effort I put into getting here so worth it. I spot Mandy in the crowd dressed as a grim reaper. Her cat is walking beside her. I guess she found Nicola after all. As the parade ends I join her. We walk around from store to store buying stuff we don’t need just for the sake of it. It’s the most fun I’ve ever had in a long time. I’d almost forgotten how to behave childishly. It feels like none of this is real. It feels like a dream, Where I’m running around having a whale of a good time. But all good things must come to an end. As dusk becomes night people leave zombishly, Mandy hops into her car and drives off. And I go back to the forest from where I came. I lay my back against a tree and drift off into my thoughts. I set myself a goal, which is to participate in all the town’s annual festivities because they are actually quite enjoyable and there’s no better way to spend my time.
Autumn by Kate Portillo In the midst of October, with the sky a French grey I wander the empty streets of Lavender Springs. The streets are littered with fallen leaves and the smell of pumpkin spice. A crowd of people exits the costume store with bags full to the brim with candy and pointy witch hats. Everyone is getting ready for this year’s festivities. Everyone except me, for I don’t have the luxuries of a home, money or a loving family like they do. Oh how I wish I did, I’d usually view the festival from the tops of buildings but it’s not the same as actually walking around and interacting with the people. As I approach the woods at the end town I decide that I too will join in with the people of town in the fall festival this year.

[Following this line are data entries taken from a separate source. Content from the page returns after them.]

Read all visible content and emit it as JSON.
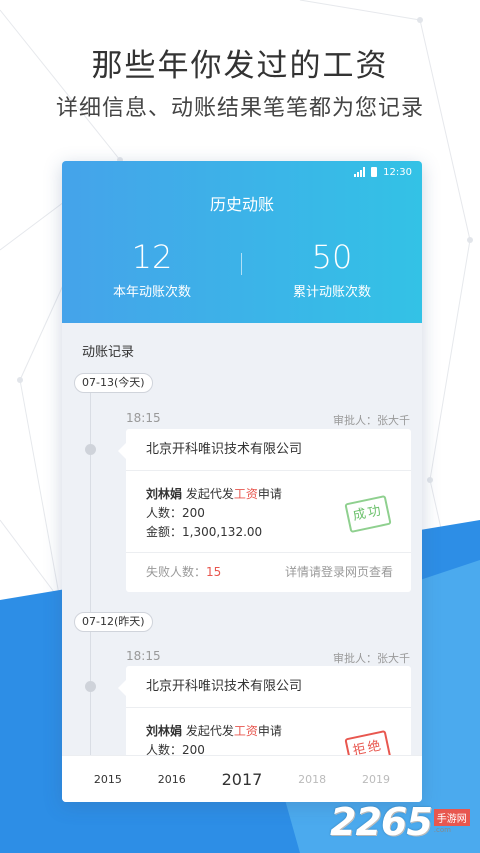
{
  "promo": {
    "title": "那些年你发过的工资",
    "subtitle": "详细信息、动账结果笔笔都为您记录"
  },
  "status_bar": {
    "time": "12:30",
    "signal_icon": "signal-icon",
    "battery_icon": "battery-icon"
  },
  "header": {
    "title": "历史动账",
    "stats": [
      {
        "value": "12",
        "label": "本年动账次数"
      },
      {
        "value": "50",
        "label": "累计动账次数"
      }
    ]
  },
  "section_title": "动账记录",
  "records": [
    {
      "date": "07-13(今天)",
      "time": "18:15",
      "approver": "审批人：张大千",
      "company": "北京开科唯识技术有限公司",
      "person": "刘林娟",
      "action_prefix": "发起代发",
      "action_accent": "工资",
      "action_suffix": "申请",
      "count_line": "人数：200",
      "amount_line": "金额：1,300,132.00",
      "stamp": "成功",
      "fail_label": "失败人数：",
      "fail_count": "15",
      "detail_hint": "详情请登录网页查看"
    },
    {
      "date": "07-12(昨天)",
      "time": "18:15",
      "approver": "审批人：张大千",
      "company": "北京开科唯识技术有限公司",
      "person": "刘林娟",
      "action_prefix": "发起代发",
      "action_accent": "工资",
      "action_suffix": "申请",
      "count_line": "人数：200",
      "stamp": "拒绝"
    }
  ],
  "years": [
    "2015",
    "2016",
    "2017",
    "2018",
    "2019"
  ],
  "selected_year": "2017",
  "watermark": {
    "number": "2265",
    "suffix_top": "手游网",
    "suffix_bottom": ".com"
  },
  "colors": {
    "header_start": "#45a3ea",
    "header_end": "#33c2e6",
    "accent_red": "#e8574f",
    "success_green": "#6cc16c",
    "wedge_blue": "#2d8ee6"
  }
}
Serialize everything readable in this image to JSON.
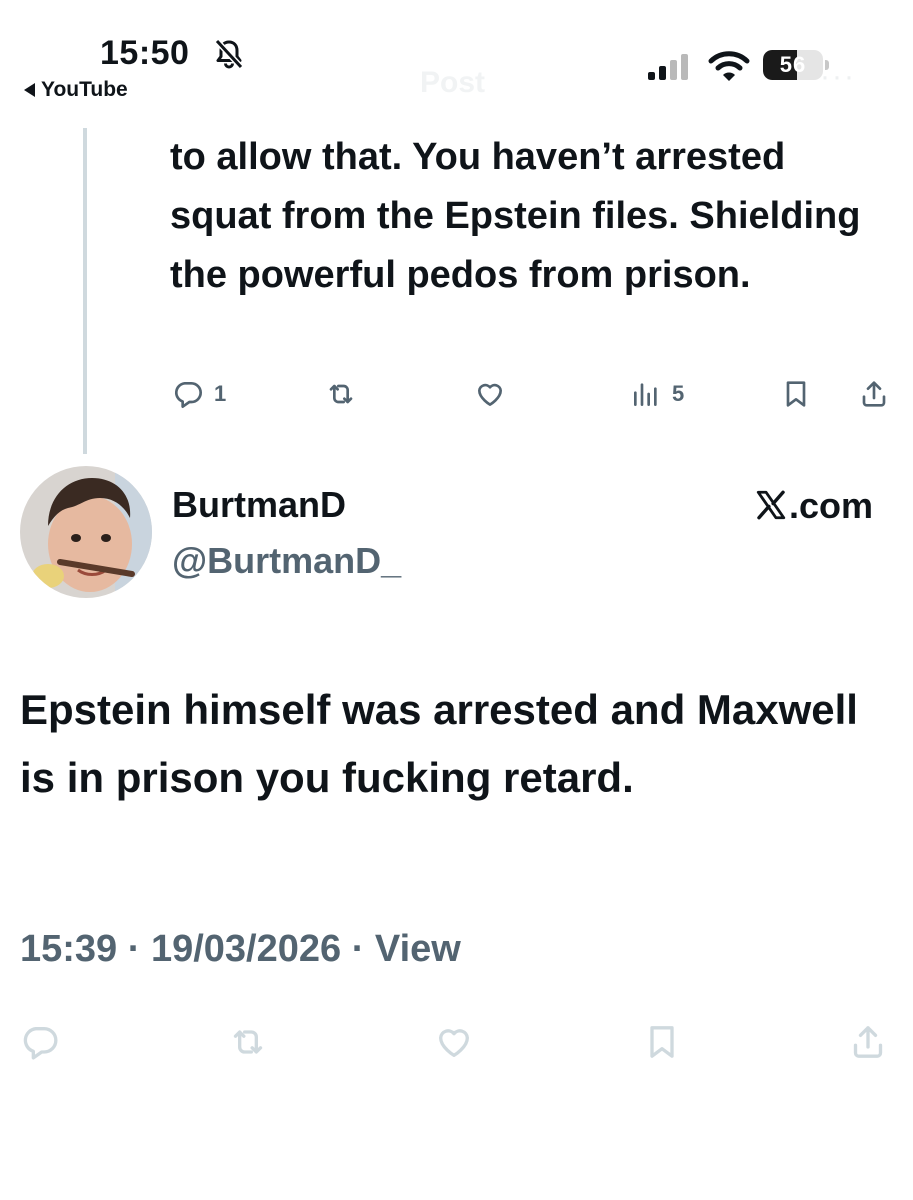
{
  "status_bar": {
    "time": "15:50",
    "back_app": "YouTube",
    "battery_level": "56",
    "battery_percent": 56
  },
  "nav": {
    "title": "Post",
    "more": "···"
  },
  "parent_tweet": {
    "text": "to allow that. You haven’t arrested squat from the Epstein files. Shielding the powerful pedos from prison.",
    "reply_count": "1",
    "view_count": "5"
  },
  "author": {
    "display_name": "BurtmanD",
    "handle": "@BurtmanD_"
  },
  "watermark": ".com",
  "main_tweet": {
    "text": "Epstein himself was arrested and Maxwell is in prison you fucking retard.",
    "timestamp": "15:39 · 19/03/2026 · View"
  },
  "icons": {
    "reply": "reply-icon",
    "repost": "repost-icon",
    "like": "like-icon",
    "views": "views-icon",
    "bookmark": "bookmark-icon",
    "share": "share-icon"
  },
  "colors": {
    "text": "#0f1419",
    "secondary": "#536471",
    "thread_line": "#cfd9de",
    "faded_icons": "#cfd9de"
  }
}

But where would I get the supplies or even money for my costume. I pace around and brainstorm. I finally choose to find the materials for my costume. I continue to wander through dense thicket that is the forest, I eventually find materials good enough for a decent costume. Whilst I venture I bump into a familiar face. It’s Mandy an old friend from elementary school, what a pleasant surprise I hadn’t seen her in ages. It appears like her family came into town for the festival. “How odd to find a friend wandering around the woods at this hour,” I say to her. “I’m just looking for Nicola; she ran off again” Mandy says in response. “Again? Oh that stupid cat,” I sigh. Mandy’s cat always ends up skittering off somewhere. Heaven knows if she’ll be found. “Well I really do hope you find her,” I say half-lying. Mandy soon disappears into the dark in her search for Nicola. I go back to making my costume I use twine to bring it all together. I’m actually quite satisfied with the final product it’s a mix between a pilgrim and a witch. I put it on then hurry back to town. Once I return I see a sign that says ‘entry is 5£’ Where am I to get that money from, cause I’m not about to rob a bank or beg for it either. I find myself in a quandary. “I might just sneak in” I think to myself “seems like the only option”. The very next day, I wake up lying against a tree. I rub the sleepiness from my eyes and look over to the street and see people setting up canopies, bringing out delicious pastries, and hanging up signs with big bold letters saying “Lavender Springs FALL FESTIVAL”. The buildings are adorned with fairy lights and lanterns hanging from strings they would give a warm glow against the cold, cold night. Watching it all come together is almost as good as being there if only I had a mother and father to bring me to the festival each time it would come around, but seeing as it’s not the case I have to find my own methods. Hopefully I see Mandy there. I doze of staring at the street. Nicola jumps down from the tree onto my head and I let out a gasp “Stupid cat, Mandy is looking for you.” I shoo her away in the direction I last saw Mandy. I then find something to do while I wait for dusk to roll in. People start arriving at around 10:30 so I walk down there and climb over a fence while people are distracted buying snacks. It is truly wonderful. the lanterns light a path through the darkness of the street. I walk around admiring the decorations. The smell of the pastries call my name “Ash” they say. It’s tempting to steal one or two of them but I stop myself and instead sit down to watch the parade. People are dressed in terrifying costumes of ghouls, ghosts, witches and other horrifying monsters and in the background they are blasting out someone’s horrible excuse for a Halloween mixtape at full volume. It’s an eerie yet thrilling display. It makes all the